BEGIN Extracted entries

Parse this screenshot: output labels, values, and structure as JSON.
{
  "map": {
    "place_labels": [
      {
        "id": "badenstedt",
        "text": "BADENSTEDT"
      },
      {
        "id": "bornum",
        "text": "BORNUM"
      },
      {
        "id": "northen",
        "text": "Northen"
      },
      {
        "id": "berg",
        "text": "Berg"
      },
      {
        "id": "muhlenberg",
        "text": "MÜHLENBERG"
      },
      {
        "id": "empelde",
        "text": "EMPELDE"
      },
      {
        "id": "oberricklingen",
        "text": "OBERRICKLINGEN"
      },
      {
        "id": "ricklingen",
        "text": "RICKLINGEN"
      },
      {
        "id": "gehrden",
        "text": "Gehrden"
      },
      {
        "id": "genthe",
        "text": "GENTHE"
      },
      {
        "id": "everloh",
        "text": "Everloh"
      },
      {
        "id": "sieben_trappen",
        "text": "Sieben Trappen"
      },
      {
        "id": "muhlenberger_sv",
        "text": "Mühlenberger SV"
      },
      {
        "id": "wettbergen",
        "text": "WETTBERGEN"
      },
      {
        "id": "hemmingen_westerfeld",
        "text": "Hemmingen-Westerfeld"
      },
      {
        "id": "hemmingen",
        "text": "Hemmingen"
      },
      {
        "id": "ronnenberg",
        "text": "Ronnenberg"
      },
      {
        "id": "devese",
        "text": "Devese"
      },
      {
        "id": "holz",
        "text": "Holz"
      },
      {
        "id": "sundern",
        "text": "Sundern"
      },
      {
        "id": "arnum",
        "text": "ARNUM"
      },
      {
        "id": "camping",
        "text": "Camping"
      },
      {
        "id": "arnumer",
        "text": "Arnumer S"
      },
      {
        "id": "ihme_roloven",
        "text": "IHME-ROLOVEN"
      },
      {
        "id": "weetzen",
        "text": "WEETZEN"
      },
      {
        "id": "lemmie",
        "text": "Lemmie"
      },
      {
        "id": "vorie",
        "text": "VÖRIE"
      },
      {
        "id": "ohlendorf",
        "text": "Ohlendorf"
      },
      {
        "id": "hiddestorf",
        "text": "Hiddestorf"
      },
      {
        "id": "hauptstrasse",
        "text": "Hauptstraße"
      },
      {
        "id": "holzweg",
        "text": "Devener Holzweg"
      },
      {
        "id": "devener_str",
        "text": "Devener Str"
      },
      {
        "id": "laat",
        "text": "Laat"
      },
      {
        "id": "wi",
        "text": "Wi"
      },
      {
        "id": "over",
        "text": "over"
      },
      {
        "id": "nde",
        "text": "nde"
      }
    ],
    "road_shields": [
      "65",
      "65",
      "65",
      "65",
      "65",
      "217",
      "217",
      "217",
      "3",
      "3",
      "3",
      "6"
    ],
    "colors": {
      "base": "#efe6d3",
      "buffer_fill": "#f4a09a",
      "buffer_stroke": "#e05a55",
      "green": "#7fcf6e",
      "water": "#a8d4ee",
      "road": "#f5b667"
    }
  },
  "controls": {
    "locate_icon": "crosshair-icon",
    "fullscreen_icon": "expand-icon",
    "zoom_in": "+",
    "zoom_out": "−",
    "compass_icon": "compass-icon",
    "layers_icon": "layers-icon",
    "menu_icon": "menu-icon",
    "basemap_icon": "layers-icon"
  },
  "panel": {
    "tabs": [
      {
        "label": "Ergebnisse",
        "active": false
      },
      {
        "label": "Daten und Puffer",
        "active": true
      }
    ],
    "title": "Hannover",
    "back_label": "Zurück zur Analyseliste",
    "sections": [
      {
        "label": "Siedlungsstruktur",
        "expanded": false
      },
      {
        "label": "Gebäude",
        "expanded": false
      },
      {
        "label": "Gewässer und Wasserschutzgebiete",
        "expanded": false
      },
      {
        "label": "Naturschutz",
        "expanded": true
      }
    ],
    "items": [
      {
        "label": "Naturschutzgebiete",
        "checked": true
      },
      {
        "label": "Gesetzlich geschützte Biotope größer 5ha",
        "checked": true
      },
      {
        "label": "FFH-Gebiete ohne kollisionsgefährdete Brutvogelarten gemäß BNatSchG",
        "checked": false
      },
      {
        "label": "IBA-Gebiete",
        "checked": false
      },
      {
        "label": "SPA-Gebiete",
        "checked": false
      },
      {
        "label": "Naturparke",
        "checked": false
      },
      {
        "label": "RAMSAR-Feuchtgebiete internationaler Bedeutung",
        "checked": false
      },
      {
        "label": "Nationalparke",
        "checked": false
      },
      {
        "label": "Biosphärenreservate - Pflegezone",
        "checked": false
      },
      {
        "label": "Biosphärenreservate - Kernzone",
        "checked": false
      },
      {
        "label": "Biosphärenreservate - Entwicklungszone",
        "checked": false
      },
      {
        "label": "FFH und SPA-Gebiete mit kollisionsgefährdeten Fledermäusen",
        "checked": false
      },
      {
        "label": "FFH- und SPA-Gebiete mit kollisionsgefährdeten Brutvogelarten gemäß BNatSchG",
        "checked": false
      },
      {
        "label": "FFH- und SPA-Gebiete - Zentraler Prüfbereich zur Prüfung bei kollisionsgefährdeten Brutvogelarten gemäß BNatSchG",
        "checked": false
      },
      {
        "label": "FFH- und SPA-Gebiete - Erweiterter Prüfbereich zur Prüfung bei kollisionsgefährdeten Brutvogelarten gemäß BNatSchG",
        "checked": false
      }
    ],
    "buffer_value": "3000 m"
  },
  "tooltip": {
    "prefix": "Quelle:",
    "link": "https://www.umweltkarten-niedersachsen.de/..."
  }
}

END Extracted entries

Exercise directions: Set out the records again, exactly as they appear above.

Solution for this task:
Parse this screenshot: output labels, values, and structure as JSON.
{
  "map": {
    "place_labels": [
      {
        "id": "badenstedt",
        "text": "BADENSTEDT"
      },
      {
        "id": "bornum",
        "text": "BORNUM"
      },
      {
        "id": "northen",
        "text": "Northen"
      },
      {
        "id": "berg",
        "text": "Berg"
      },
      {
        "id": "muhlenberg",
        "text": "MÜHLENBERG"
      },
      {
        "id": "empelde",
        "text": "EMPELDE"
      },
      {
        "id": "oberricklingen",
        "text": "OBERRICKLINGEN"
      },
      {
        "id": "ricklingen",
        "text": "RICKLINGEN"
      },
      {
        "id": "gehrden",
        "text": "Gehrden"
      },
      {
        "id": "genthe",
        "text": "GENTHE"
      },
      {
        "id": "everloh",
        "text": "Everloh"
      },
      {
        "id": "sieben_trappen",
        "text": "Sieben Trappen"
      },
      {
        "id": "muhlenberger_sv",
        "text": "Mühlenberger SV"
      },
      {
        "id": "wettbergen",
        "text": "WETTBERGEN"
      },
      {
        "id": "hemmingen_westerfeld",
        "text": "Hemmingen-Westerfeld"
      },
      {
        "id": "hemmingen",
        "text": "Hemmingen"
      },
      {
        "id": "ronnenberg",
        "text": "Ronnenberg"
      },
      {
        "id": "devese",
        "text": "Devese"
      },
      {
        "id": "holz",
        "text": "Holz"
      },
      {
        "id": "sundern",
        "text": "Sundern"
      },
      {
        "id": "arnum",
        "text": "ARNUM"
      },
      {
        "id": "camping",
        "text": "Camping"
      },
      {
        "id": "arnumer",
        "text": "Arnumer S"
      },
      {
        "id": "ihme_roloven",
        "text": "IHME-ROLOVEN"
      },
      {
        "id": "weetzen",
        "text": "WEETZEN"
      },
      {
        "id": "lemmie",
        "text": "Lemmie"
      },
      {
        "id": "vorie",
        "text": "VÖRIE"
      },
      {
        "id": "ohlendorf",
        "text": "Ohlendorf"
      },
      {
        "id": "hiddestorf",
        "text": "Hiddestorf"
      },
      {
        "id": "hauptstrasse",
        "text": "Hauptstraße"
      },
      {
        "id": "holzweg",
        "text": "Devener Holzweg"
      },
      {
        "id": "devener_str",
        "text": "Devener Str"
      },
      {
        "id": "laat",
        "text": "Laat"
      },
      {
        "id": "wi",
        "text": "Wi"
      },
      {
        "id": "over",
        "text": "over"
      },
      {
        "id": "nde",
        "text": "nde"
      }
    ],
    "road_shields": [
      "65",
      "65",
      "65",
      "65",
      "65",
      "217",
      "217",
      "217",
      "3",
      "3",
      "3",
      "6"
    ],
    "colors": {
      "base": "#efe6d3",
      "buffer_fill": "#f4a09a",
      "buffer_stroke": "#e05a55",
      "green": "#7fcf6e",
      "water": "#a8d4ee",
      "road": "#f5b667"
    }
  },
  "controls": {
    "locate_icon": "crosshair-icon",
    "fullscreen_icon": "expand-icon",
    "zoom_in": "+",
    "zoom_out": "−",
    "compass_icon": "compass-icon",
    "layers_icon": "layers-icon",
    "menu_icon": "menu-icon",
    "basemap_icon": "layers-icon"
  },
  "panel": {
    "tabs": [
      {
        "label": "Ergebnisse",
        "active": false
      },
      {
        "label": "Daten und Puffer",
        "active": true
      }
    ],
    "title": "Hannover",
    "back_label": "Zurück zur Analyseliste",
    "sections": [
      {
        "label": "Siedlungsstruktur",
        "expanded": false
      },
      {
        "label": "Gebäude",
        "expanded": false
      },
      {
        "label": "Gewässer und Wasserschutzgebiete",
        "expanded": false
      },
      {
        "label": "Naturschutz",
        "expanded": true
      }
    ],
    "items": [
      {
        "label": "Naturschutzgebiete",
        "checked": true
      },
      {
        "label": "Gesetzlich geschützte Biotope größer 5ha",
        "checked": true
      },
      {
        "label": "FFH-Gebiete ohne kollisionsgefährdete Brutvogelarten gemäß BNatSchG",
        "checked": false
      },
      {
        "label": "IBA-Gebiete",
        "checked": false
      },
      {
        "label": "SPA-Gebiete",
        "checked": false
      },
      {
        "label": "Naturparke",
        "checked": false
      },
      {
        "label": "RAMSAR-Feuchtgebiete internationaler Bedeutung",
        "checked": false
      },
      {
        "label": "Nationalparke",
        "checked": false
      },
      {
        "label": "Biosphärenreservate - Pflegezone",
        "checked": false
      },
      {
        "label": "Biosphärenreservate - Kernzone",
        "checked": false
      },
      {
        "label": "Biosphärenreservate - Entwicklungszone",
        "checked": false
      },
      {
        "label": "FFH und SPA-Gebiete mit kollisionsgefährdeten Fledermäusen",
        "checked": false
      },
      {
        "label": "FFH- und SPA-Gebiete mit kollisionsgefährdeten Brutvogelarten gemäß BNatSchG",
        "checked": false
      },
      {
        "label": "FFH- und SPA-Gebiete - Zentraler Prüfbereich zur Prüfung bei kollisionsgefährdeten Brutvogelarten gemäß BNatSchG",
        "checked": false
      },
      {
        "label": "FFH- und SPA-Gebiete - Erweiterter Prüfbereich zur Prüfung bei kollisionsgefährdeten Brutvogelarten gemäß BNatSchG",
        "checked": false
      }
    ],
    "buffer_value": "3000 m"
  },
  "tooltip": {
    "prefix": "Quelle:",
    "link": "https://www.umweltkarten-niedersachsen.de/..."
  }
}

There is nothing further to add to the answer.